*EXERCISE DETAILS:* Search the material for the word "JSON" and copy each line that holds it.

### MATERIAL PROVIDED

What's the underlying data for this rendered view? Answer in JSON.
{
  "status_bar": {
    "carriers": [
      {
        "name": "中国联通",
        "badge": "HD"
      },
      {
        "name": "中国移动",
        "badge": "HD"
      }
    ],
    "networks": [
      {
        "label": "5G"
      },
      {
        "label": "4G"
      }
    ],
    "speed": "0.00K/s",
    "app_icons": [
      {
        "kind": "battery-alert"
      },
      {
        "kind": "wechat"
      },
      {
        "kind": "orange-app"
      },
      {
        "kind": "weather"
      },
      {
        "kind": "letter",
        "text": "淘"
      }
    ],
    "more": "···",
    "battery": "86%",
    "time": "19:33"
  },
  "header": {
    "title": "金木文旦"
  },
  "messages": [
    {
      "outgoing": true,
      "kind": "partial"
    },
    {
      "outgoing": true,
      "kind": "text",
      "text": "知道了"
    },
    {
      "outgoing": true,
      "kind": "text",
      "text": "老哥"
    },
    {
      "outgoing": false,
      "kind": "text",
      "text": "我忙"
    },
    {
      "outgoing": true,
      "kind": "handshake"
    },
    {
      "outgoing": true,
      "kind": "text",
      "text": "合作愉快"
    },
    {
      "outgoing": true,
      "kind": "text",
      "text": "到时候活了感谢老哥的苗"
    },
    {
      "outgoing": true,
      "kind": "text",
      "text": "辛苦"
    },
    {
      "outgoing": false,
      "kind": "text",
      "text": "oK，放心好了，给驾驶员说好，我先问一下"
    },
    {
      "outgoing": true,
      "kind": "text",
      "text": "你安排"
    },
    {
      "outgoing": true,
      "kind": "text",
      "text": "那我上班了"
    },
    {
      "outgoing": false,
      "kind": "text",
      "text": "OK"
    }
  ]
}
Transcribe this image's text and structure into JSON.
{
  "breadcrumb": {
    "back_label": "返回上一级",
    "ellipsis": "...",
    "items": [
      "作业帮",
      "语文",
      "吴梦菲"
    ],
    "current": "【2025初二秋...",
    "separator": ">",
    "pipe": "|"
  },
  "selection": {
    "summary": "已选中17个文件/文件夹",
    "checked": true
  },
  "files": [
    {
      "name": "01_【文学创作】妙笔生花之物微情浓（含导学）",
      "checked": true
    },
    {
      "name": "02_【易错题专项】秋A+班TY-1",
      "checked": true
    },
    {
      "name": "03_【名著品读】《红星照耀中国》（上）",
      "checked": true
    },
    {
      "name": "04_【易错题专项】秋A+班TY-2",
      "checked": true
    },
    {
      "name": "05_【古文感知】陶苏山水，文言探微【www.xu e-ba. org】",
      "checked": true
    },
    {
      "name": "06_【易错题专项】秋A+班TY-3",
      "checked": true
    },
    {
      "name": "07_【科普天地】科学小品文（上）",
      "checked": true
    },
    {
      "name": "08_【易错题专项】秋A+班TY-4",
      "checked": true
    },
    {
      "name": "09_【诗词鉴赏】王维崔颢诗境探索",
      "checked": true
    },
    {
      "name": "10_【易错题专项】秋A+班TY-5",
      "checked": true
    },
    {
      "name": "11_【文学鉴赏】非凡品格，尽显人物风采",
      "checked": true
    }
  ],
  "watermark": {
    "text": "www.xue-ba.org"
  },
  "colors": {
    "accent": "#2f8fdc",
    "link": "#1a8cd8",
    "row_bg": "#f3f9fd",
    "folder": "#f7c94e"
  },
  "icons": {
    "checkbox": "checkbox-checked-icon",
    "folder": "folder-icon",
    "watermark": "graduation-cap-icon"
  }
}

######

*OUTPUT OF THE TASK:*
What's the underlying data for this rendered view? Answer in JSON.
Transcribe this image's text and structure into JSON.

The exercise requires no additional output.